Where does the string "JSON" appear in the records? Copy each line that holds it.

**Data provided:**
☆ ☆ ☆

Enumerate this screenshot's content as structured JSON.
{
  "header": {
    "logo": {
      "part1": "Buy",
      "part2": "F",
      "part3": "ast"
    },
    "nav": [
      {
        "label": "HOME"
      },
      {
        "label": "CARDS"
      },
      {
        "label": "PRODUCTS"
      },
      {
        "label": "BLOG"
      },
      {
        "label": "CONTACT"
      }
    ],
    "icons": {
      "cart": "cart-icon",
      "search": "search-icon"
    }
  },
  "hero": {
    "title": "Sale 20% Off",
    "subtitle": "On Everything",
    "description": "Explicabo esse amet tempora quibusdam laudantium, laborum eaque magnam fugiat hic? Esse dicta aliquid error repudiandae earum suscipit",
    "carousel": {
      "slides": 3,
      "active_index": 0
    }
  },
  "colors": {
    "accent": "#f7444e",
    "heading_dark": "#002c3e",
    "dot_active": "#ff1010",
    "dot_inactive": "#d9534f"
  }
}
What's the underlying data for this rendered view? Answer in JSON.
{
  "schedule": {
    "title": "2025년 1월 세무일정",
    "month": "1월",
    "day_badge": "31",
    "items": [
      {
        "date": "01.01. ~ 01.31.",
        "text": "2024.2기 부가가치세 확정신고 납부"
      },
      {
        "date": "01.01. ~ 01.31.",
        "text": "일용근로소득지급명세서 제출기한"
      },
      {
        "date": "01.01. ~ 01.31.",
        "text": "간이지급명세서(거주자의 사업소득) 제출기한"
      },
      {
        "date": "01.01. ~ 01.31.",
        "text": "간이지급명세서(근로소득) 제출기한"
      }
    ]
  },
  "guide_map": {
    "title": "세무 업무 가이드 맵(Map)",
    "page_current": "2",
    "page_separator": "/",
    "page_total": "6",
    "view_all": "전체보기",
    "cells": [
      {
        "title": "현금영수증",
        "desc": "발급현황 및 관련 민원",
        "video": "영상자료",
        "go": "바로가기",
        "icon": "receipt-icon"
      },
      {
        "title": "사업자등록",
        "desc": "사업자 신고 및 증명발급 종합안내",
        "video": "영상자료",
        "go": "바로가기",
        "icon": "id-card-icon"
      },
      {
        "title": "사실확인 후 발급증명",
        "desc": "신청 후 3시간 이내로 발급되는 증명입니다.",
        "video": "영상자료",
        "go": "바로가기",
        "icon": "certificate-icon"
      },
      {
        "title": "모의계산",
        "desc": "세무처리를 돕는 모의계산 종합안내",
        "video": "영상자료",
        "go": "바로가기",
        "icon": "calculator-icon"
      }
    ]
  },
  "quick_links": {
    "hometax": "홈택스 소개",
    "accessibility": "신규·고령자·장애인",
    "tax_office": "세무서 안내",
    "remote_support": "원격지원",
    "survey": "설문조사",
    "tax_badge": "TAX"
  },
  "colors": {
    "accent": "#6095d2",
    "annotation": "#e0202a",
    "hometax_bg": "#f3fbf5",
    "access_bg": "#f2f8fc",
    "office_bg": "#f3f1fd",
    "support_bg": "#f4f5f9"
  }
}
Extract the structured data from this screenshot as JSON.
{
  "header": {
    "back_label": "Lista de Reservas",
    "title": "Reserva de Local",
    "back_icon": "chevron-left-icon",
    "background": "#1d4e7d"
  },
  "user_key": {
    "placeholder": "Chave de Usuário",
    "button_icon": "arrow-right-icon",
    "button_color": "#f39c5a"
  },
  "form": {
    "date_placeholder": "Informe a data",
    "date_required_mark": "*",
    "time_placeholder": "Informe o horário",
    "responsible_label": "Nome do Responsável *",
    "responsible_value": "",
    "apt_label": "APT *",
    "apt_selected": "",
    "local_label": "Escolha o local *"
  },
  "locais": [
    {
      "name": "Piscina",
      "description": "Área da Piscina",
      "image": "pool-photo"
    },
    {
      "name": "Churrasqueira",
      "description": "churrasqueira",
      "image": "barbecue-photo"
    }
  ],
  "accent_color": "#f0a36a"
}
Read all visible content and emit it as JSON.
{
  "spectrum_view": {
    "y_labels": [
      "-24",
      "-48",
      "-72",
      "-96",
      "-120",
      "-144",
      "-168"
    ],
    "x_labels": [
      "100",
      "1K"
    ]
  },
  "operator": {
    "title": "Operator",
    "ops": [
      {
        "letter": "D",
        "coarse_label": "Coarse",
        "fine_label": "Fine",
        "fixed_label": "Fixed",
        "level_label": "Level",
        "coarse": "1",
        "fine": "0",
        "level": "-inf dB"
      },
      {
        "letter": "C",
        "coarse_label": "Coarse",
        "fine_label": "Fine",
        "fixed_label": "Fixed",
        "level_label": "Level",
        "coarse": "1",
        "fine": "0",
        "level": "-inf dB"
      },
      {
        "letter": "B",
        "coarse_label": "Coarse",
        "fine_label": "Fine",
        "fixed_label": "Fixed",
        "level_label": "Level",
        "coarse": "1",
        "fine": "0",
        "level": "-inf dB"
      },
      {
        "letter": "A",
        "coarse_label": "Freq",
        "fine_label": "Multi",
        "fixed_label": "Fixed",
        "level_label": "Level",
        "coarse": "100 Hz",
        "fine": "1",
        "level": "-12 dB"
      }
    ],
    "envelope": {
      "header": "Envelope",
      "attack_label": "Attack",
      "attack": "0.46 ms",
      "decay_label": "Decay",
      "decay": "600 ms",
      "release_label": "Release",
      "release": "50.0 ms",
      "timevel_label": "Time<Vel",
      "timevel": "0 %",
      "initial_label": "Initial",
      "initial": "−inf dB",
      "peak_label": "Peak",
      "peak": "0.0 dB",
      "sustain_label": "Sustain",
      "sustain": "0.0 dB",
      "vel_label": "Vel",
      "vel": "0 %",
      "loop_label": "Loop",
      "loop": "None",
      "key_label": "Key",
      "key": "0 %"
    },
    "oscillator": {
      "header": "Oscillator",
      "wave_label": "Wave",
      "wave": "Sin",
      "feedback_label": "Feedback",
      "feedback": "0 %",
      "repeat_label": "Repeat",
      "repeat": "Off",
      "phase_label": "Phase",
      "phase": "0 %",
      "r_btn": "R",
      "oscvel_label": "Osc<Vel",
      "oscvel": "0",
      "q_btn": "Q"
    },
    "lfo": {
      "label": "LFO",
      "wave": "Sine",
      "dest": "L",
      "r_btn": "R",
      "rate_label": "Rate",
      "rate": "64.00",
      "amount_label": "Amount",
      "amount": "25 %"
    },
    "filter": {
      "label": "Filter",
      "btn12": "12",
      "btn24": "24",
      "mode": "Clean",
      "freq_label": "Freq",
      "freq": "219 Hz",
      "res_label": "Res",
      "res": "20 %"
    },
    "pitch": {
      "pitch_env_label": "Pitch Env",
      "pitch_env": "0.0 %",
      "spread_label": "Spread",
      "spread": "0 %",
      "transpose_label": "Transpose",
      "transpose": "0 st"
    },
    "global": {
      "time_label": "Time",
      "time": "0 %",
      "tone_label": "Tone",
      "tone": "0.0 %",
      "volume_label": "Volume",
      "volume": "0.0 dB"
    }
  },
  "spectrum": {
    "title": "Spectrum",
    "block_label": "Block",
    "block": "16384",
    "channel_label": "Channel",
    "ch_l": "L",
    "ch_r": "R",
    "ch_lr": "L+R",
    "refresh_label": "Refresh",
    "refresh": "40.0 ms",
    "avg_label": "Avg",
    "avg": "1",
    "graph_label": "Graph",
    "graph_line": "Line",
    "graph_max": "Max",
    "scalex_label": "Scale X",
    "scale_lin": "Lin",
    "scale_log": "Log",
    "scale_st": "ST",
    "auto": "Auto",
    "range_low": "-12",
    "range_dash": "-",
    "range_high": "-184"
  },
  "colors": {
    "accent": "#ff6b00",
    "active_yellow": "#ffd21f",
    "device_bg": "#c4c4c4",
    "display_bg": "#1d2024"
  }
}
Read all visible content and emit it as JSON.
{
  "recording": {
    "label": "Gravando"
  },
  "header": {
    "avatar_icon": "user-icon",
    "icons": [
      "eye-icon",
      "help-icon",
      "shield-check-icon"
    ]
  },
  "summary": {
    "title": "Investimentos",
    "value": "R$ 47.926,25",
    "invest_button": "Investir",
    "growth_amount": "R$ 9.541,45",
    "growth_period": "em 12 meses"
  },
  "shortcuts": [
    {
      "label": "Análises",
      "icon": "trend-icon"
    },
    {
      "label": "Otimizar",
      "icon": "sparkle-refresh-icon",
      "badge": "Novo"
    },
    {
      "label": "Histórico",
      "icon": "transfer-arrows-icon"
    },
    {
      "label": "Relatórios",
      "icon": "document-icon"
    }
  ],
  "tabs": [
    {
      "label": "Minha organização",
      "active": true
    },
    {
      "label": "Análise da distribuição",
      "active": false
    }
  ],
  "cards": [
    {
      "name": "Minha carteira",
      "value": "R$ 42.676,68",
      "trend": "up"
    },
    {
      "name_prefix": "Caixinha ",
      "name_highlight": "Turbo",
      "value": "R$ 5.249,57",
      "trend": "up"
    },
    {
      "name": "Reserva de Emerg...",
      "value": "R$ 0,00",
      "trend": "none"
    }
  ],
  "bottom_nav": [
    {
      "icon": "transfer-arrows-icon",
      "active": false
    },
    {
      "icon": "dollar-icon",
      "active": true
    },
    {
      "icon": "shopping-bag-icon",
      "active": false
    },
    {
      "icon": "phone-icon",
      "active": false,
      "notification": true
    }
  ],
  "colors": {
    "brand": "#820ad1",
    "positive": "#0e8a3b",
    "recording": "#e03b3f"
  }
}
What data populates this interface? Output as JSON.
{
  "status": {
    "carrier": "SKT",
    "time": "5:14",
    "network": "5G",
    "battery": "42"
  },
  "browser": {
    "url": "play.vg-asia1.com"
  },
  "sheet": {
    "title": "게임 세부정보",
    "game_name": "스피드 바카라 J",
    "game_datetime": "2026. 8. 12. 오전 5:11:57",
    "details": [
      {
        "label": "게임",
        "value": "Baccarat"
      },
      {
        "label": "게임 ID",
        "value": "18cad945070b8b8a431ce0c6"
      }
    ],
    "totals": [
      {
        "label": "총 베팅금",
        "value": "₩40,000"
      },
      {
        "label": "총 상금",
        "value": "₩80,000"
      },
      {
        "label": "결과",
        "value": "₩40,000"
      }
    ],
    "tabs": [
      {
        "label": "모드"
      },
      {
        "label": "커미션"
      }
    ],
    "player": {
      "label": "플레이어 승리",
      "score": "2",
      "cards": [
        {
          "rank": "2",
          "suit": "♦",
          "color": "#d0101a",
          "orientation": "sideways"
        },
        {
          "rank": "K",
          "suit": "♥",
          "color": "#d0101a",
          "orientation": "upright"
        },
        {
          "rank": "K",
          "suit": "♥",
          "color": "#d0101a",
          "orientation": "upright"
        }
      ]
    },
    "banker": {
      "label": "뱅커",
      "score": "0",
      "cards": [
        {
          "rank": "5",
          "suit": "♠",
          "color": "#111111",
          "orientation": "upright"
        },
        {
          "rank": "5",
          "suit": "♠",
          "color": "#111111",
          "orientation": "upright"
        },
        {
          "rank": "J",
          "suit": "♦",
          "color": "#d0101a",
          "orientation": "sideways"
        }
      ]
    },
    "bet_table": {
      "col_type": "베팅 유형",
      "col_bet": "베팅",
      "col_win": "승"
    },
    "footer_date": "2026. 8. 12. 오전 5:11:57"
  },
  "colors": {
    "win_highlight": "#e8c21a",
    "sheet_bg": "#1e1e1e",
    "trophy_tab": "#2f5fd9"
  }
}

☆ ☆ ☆

**Answer box:**
Enumerate this screenshot's content as structured JSON.
What's the underlying data for this rendered view? Answer in JSON.
Extract the structured data from this screenshot as JSON.
Read all visible content and emit it as JSON.
Read all visible content and emit it as JSON.
What data populates this interface? Output as JSON.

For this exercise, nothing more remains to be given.